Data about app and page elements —
···

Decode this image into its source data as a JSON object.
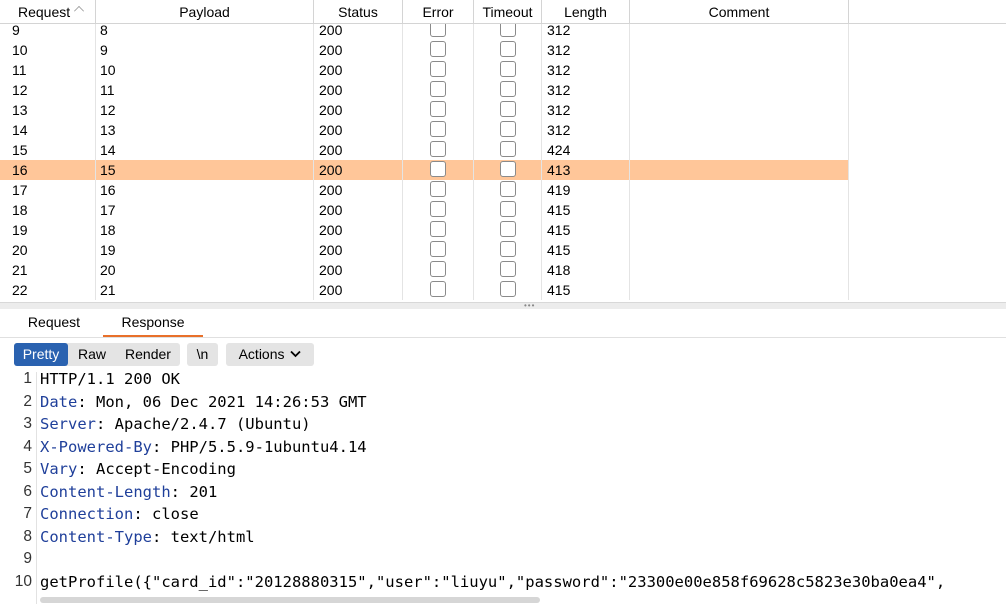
{
  "table": {
    "columns": {
      "request": "Request",
      "payload": "Payload",
      "status": "Status",
      "error": "Error",
      "timeout": "Timeout",
      "length": "Length",
      "comment": "Comment"
    },
    "rows": [
      {
        "request": "9",
        "payload": "8",
        "status": "200",
        "length": "312",
        "selected": false
      },
      {
        "request": "10",
        "payload": "9",
        "status": "200",
        "length": "312",
        "selected": false
      },
      {
        "request": "11",
        "payload": "10",
        "status": "200",
        "length": "312",
        "selected": false
      },
      {
        "request": "12",
        "payload": "11",
        "status": "200",
        "length": "312",
        "selected": false
      },
      {
        "request": "13",
        "payload": "12",
        "status": "200",
        "length": "312",
        "selected": false
      },
      {
        "request": "14",
        "payload": "13",
        "status": "200",
        "length": "312",
        "selected": false
      },
      {
        "request": "15",
        "payload": "14",
        "status": "200",
        "length": "424",
        "selected": false
      },
      {
        "request": "16",
        "payload": "15",
        "status": "200",
        "length": "413",
        "selected": true
      },
      {
        "request": "17",
        "payload": "16",
        "status": "200",
        "length": "419",
        "selected": false
      },
      {
        "request": "18",
        "payload": "17",
        "status": "200",
        "length": "415",
        "selected": false
      },
      {
        "request": "19",
        "payload": "18",
        "status": "200",
        "length": "415",
        "selected": false
      },
      {
        "request": "20",
        "payload": "19",
        "status": "200",
        "length": "415",
        "selected": false
      },
      {
        "request": "21",
        "payload": "20",
        "status": "200",
        "length": "418",
        "selected": false
      },
      {
        "request": "22",
        "payload": "21",
        "status": "200",
        "length": "415",
        "selected": false
      }
    ]
  },
  "tabs": {
    "request": "Request",
    "response": "Response",
    "active": "Response"
  },
  "toolbar": {
    "pretty": "Pretty",
    "raw": "Raw",
    "render": "Render",
    "newline": "\\n",
    "actions": "Actions"
  },
  "code": [
    {
      "n": "1",
      "key": "",
      "val": "HTTP/1.1 200 OK"
    },
    {
      "n": "2",
      "key": "Date",
      "val": ": Mon, 06 Dec 2021 14:26:53 GMT"
    },
    {
      "n": "3",
      "key": "Server",
      "val": ": Apache/2.4.7 (Ubuntu)"
    },
    {
      "n": "4",
      "key": "X-Powered-By",
      "val": ": PHP/5.5.9-1ubuntu4.14"
    },
    {
      "n": "5",
      "key": "Vary",
      "val": ": Accept-Encoding"
    },
    {
      "n": "6",
      "key": "Content-Length",
      "val": ": 201"
    },
    {
      "n": "7",
      "key": "Connection",
      "val": ": close"
    },
    {
      "n": "8",
      "key": "Content-Type",
      "val": ": text/html"
    },
    {
      "n": "9",
      "key": "",
      "val": ""
    },
    {
      "n": "10",
      "key": "",
      "val": "getProfile({\"card_id\":\"20128880315\",\"user\":\"liuyu\",\"password\":\"23300e00e858f69628c5823e30ba0ea4\","
    }
  ],
  "colors": {
    "selected_row": "#ffc699",
    "accent_tab": "#e8702a",
    "pretty_active": "#2a62b0",
    "header_key": "#1f3f9a"
  }
}
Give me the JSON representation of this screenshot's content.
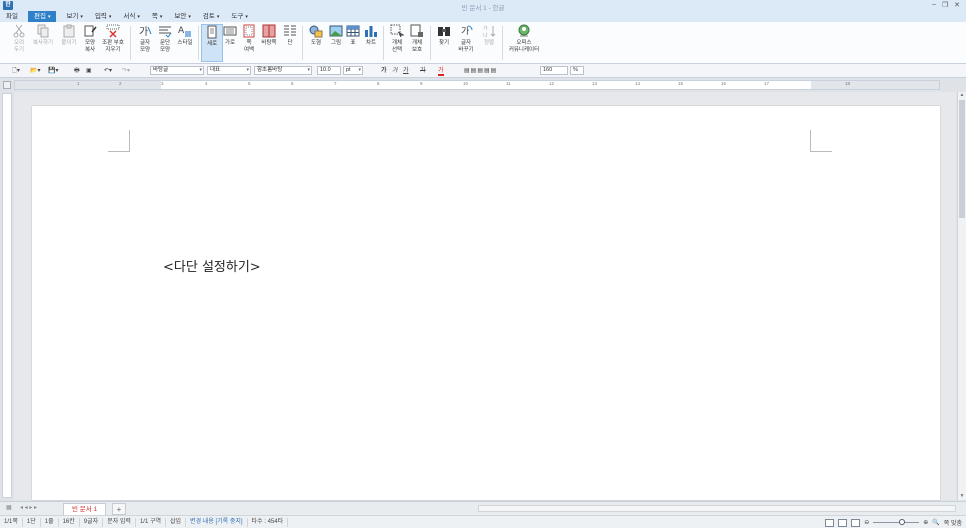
{
  "window": {
    "title": "빈 문서 1 - 한글",
    "logo": "한"
  },
  "menu": {
    "items": [
      {
        "label": "파일",
        "caret": ""
      },
      {
        "label": "편집",
        "caret": "▾"
      },
      {
        "label": "보기",
        "caret": "▾"
      },
      {
        "label": "입력",
        "caret": "▾"
      },
      {
        "label": "서식",
        "caret": "▾"
      },
      {
        "label": "쪽",
        "caret": "▾"
      },
      {
        "label": "보안",
        "caret": "▾"
      },
      {
        "label": "검토",
        "caret": "▾"
      },
      {
        "label": "도구",
        "caret": "▾"
      }
    ]
  },
  "ribbon": {
    "buttons": [
      {
        "label": "오려\n두기",
        "icon": "scissors-icon"
      },
      {
        "label": "복사하기",
        "icon": "copy-icon"
      },
      {
        "label": "붙이기",
        "icon": "paste-icon"
      },
      {
        "label": "모양\n복사",
        "icon": "format-copy-icon"
      },
      {
        "label": "조판 부호\n지우기",
        "icon": "clear-codes-icon"
      },
      {
        "label": "글자\n모양",
        "icon": "char-shape-icon"
      },
      {
        "label": "문단\n모양",
        "icon": "para-shape-icon"
      },
      {
        "label": "스타일",
        "icon": "style-icon"
      },
      {
        "label": "세로",
        "icon": "portrait-icon"
      },
      {
        "label": "가로",
        "icon": "landscape-icon"
      },
      {
        "label": "쪽\n여백",
        "icon": "page-margin-icon"
      },
      {
        "label": "바탕쪽",
        "icon": "master-page-icon"
      },
      {
        "label": "단",
        "icon": "columns-icon"
      },
      {
        "label": "도형",
        "icon": "shape-icon"
      },
      {
        "label": "그림",
        "icon": "picture-icon"
      },
      {
        "label": "표",
        "icon": "table-icon"
      },
      {
        "label": "차트",
        "icon": "chart-icon"
      },
      {
        "label": "개체\n선택",
        "icon": "object-select-icon"
      },
      {
        "label": "개체\n보호",
        "icon": "object-protect-icon"
      },
      {
        "label": "찾기",
        "icon": "binoculars-icon"
      },
      {
        "label": "글자\n바꾸기",
        "icon": "replace-icon"
      },
      {
        "label": "정렬",
        "icon": "sort-icon"
      },
      {
        "label": "오피스\n커뮤니케이터",
        "icon": "communicator-icon"
      }
    ]
  },
  "format_bar": {
    "style": "바탕글",
    "lang": "대표",
    "font": "함초롬바탕",
    "font_size": "10.0",
    "unit": "pt",
    "line_spacing": "160",
    "percent": "%",
    "bold": "가",
    "italic": "가",
    "underline": "가",
    "strike": "가",
    "color": "가"
  },
  "ruler": {
    "numbers": [
      "1",
      "2",
      "3",
      "4",
      "5",
      "6",
      "7",
      "8",
      "9",
      "10",
      "11",
      "12",
      "13",
      "14",
      "15",
      "16",
      "17",
      "18"
    ]
  },
  "document": {
    "text": "<다단 설정하기>"
  },
  "tabbar": {
    "tab_name": "빈 문서 1",
    "add": "+"
  },
  "status": {
    "items": [
      "1/1쪽",
      "1단",
      "1줄",
      "16칸",
      "9글자",
      "문자 입력",
      "1/1 구역",
      "삽입"
    ],
    "track": "변경 내용 [기록 중지]",
    "typing": "타수 : 454타",
    "zoom_label": "쪽 맞춤"
  }
}
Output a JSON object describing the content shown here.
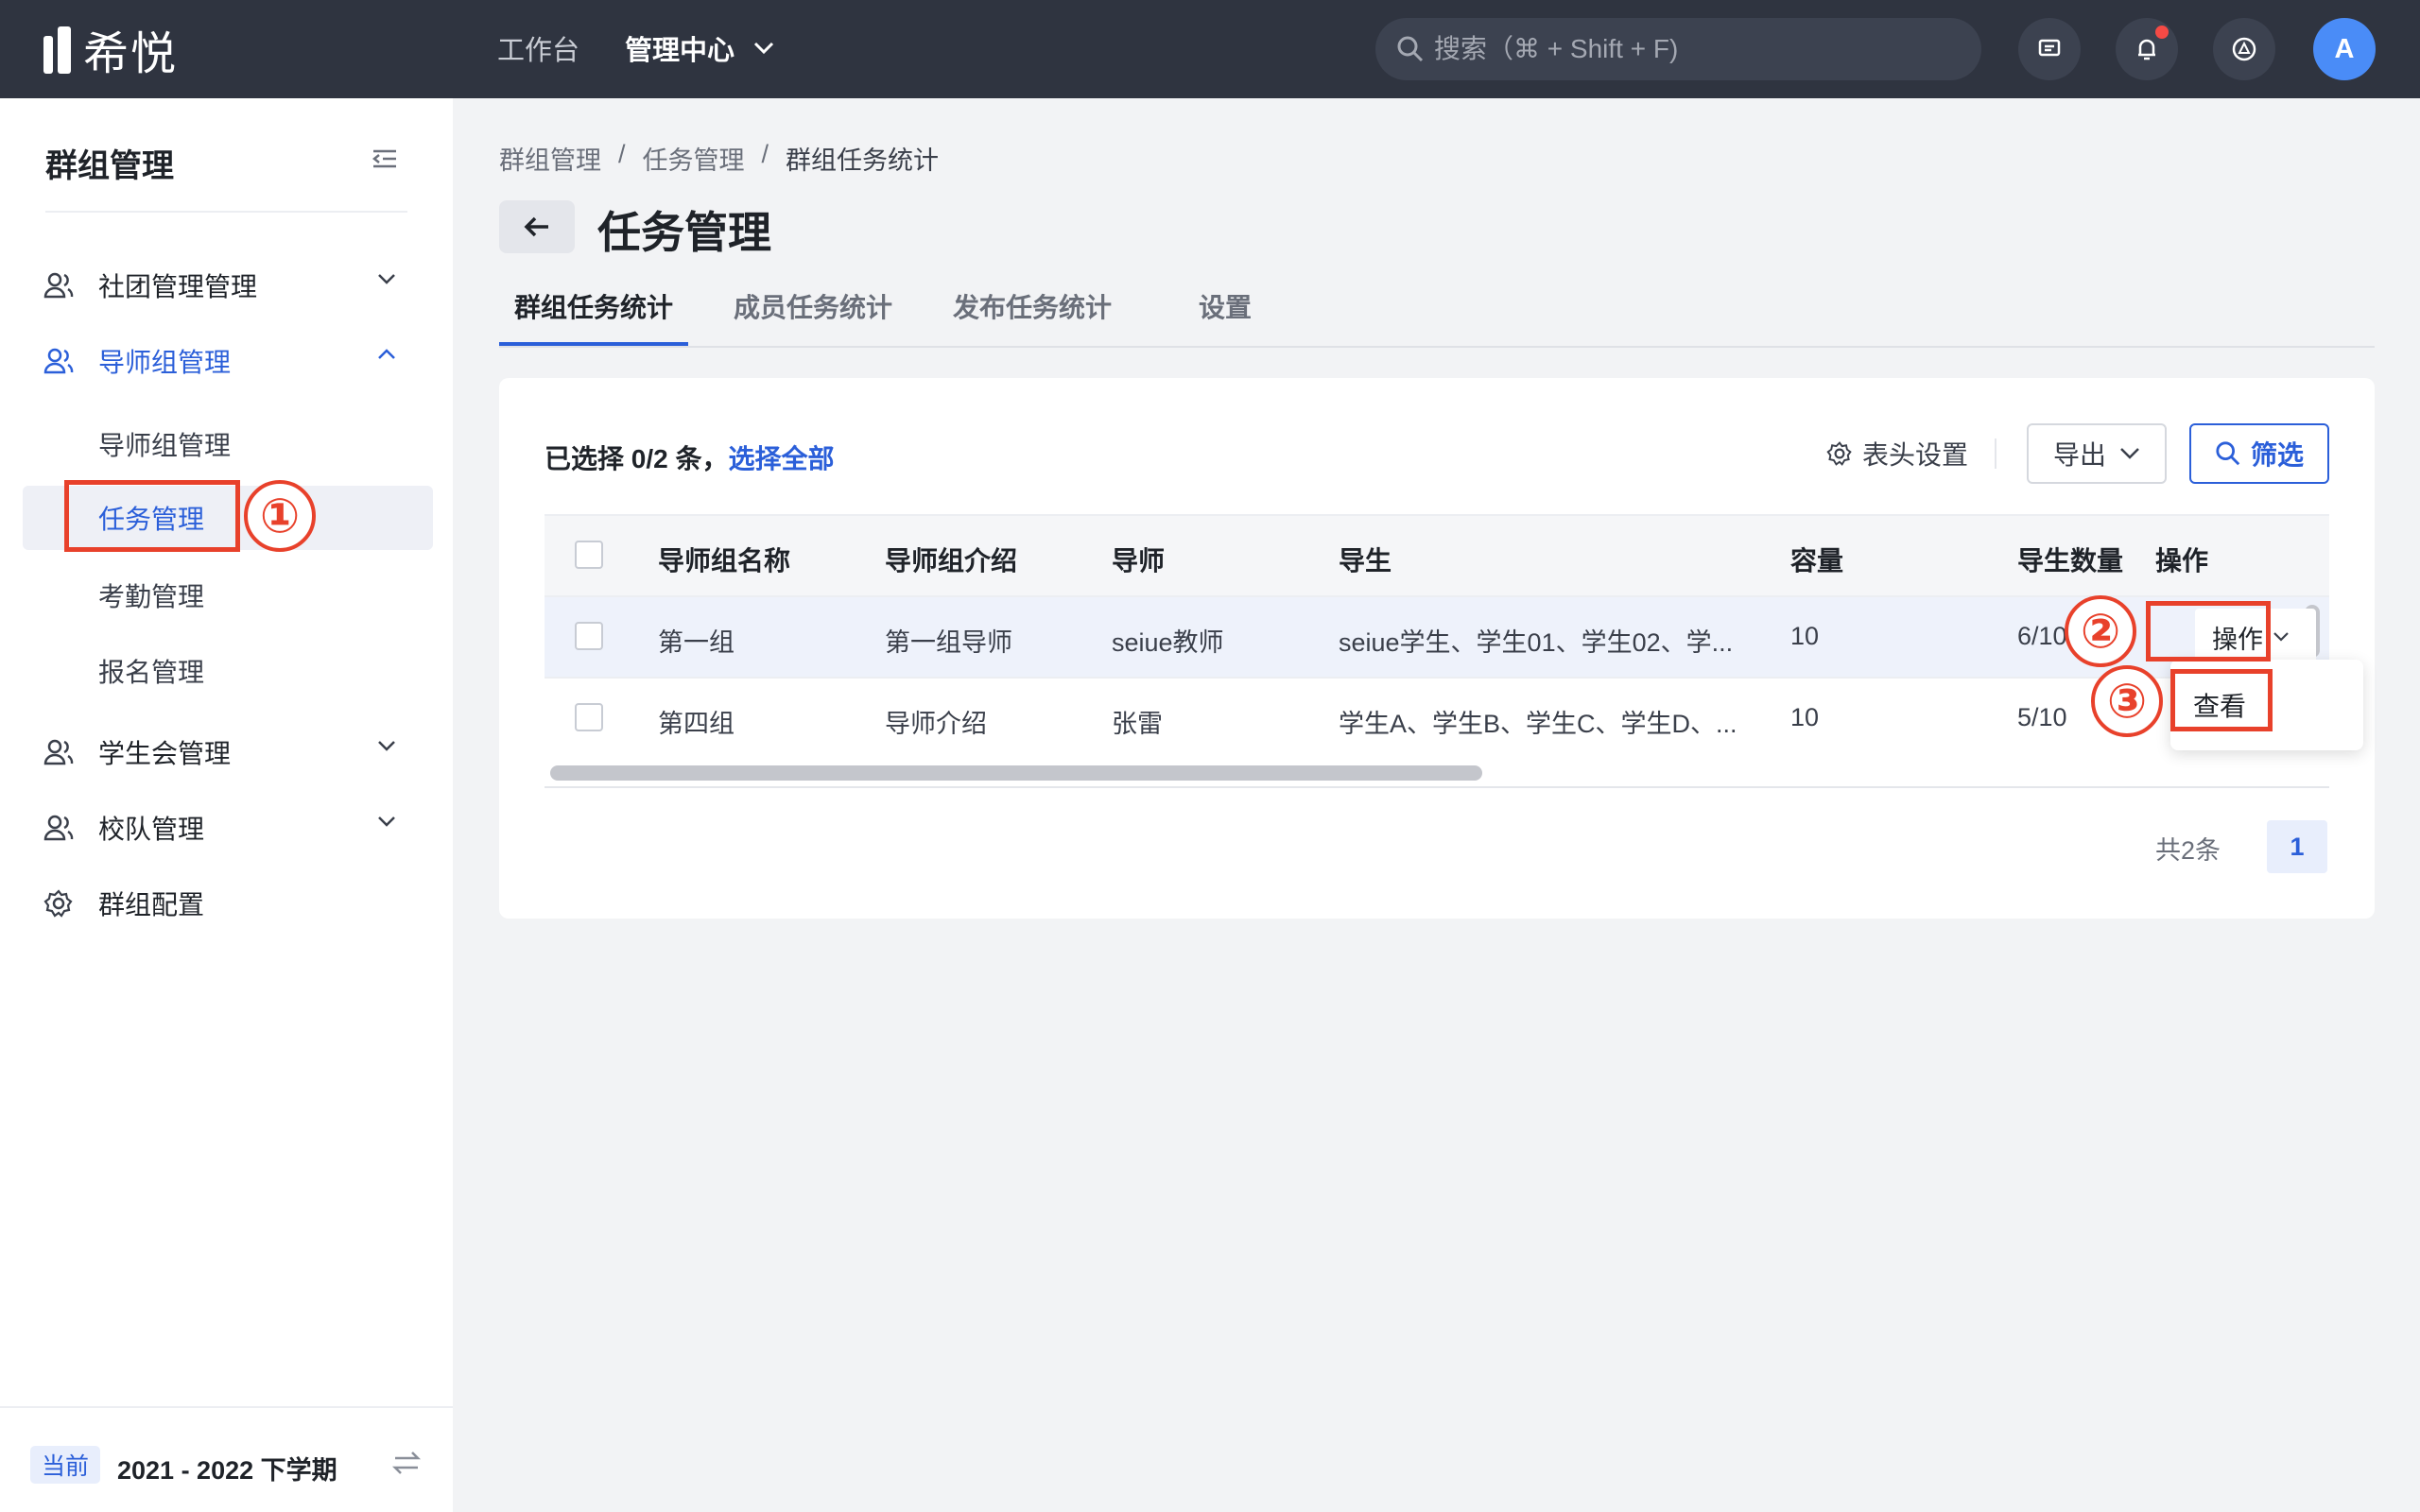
{
  "app": {
    "logo_text": "希悦"
  },
  "topnav": {
    "workbench": "工作台",
    "management": "管理中心"
  },
  "search": {
    "placeholder": "搜索（⌘ + Shift + F)"
  },
  "user": {
    "avatar_letter": "A"
  },
  "sidebar": {
    "title": "群组管理",
    "items": [
      {
        "label": "社团管理管理"
      },
      {
        "label": "导师组管理"
      },
      {
        "label": "学生会管理"
      },
      {
        "label": "校队管理"
      },
      {
        "label": "群组配置"
      }
    ],
    "subitems": [
      {
        "label": "导师组管理"
      },
      {
        "label": "任务管理"
      },
      {
        "label": "考勤管理"
      },
      {
        "label": "报名管理"
      }
    ],
    "term_tag": "当前",
    "term": "2021 - 2022 下学期"
  },
  "breadcrumb": {
    "level1": "群组管理",
    "level2": "任务管理",
    "level3": "群组任务统计",
    "sep": "/"
  },
  "page": {
    "title": "任务管理"
  },
  "tabs": [
    {
      "label": "群组任务统计"
    },
    {
      "label": "成员任务统计"
    },
    {
      "label": "发布任务统计"
    },
    {
      "label": "设置"
    }
  ],
  "toolbar": {
    "selected_info": "已选择 0/2 条，",
    "select_all": "选择全部",
    "column_settings": "表头设置",
    "export": "导出",
    "filter": "筛选"
  },
  "table": {
    "headers": [
      "导师组名称",
      "导师组介绍",
      "导师",
      "导生",
      "容量",
      "导生数量",
      "操作"
    ],
    "rows": [
      {
        "name": "第一组",
        "intro": "第一组导师",
        "mentor": "seiue教师",
        "students": "seiue学生、学生01、学生02、学...",
        "capacity": "10",
        "count": "6/10",
        "action": "操作"
      },
      {
        "name": "第四组",
        "intro": "导师介绍",
        "mentor": "张雷",
        "students": "学生A、学生B、学生C、学生D、...",
        "capacity": "10",
        "count": "5/10",
        "action": ""
      }
    ]
  },
  "dropdown": {
    "view": "查看"
  },
  "pagination": {
    "total": "共2条",
    "current": "1"
  },
  "annotations": {
    "step1": "①",
    "step2": "②",
    "step3": "③"
  },
  "colors": {
    "primary": "#2b5fd9",
    "topbar": "#2f3440",
    "highlight": "#e8412b",
    "notification": "#f54a45"
  }
}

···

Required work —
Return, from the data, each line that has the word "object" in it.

Response to this exercise —
Decode this image into its source data as a JSON object.
        "icon": "object-select-icon"
        "icon": "object-protect-icon"
Output a JSON object describing the content shown here.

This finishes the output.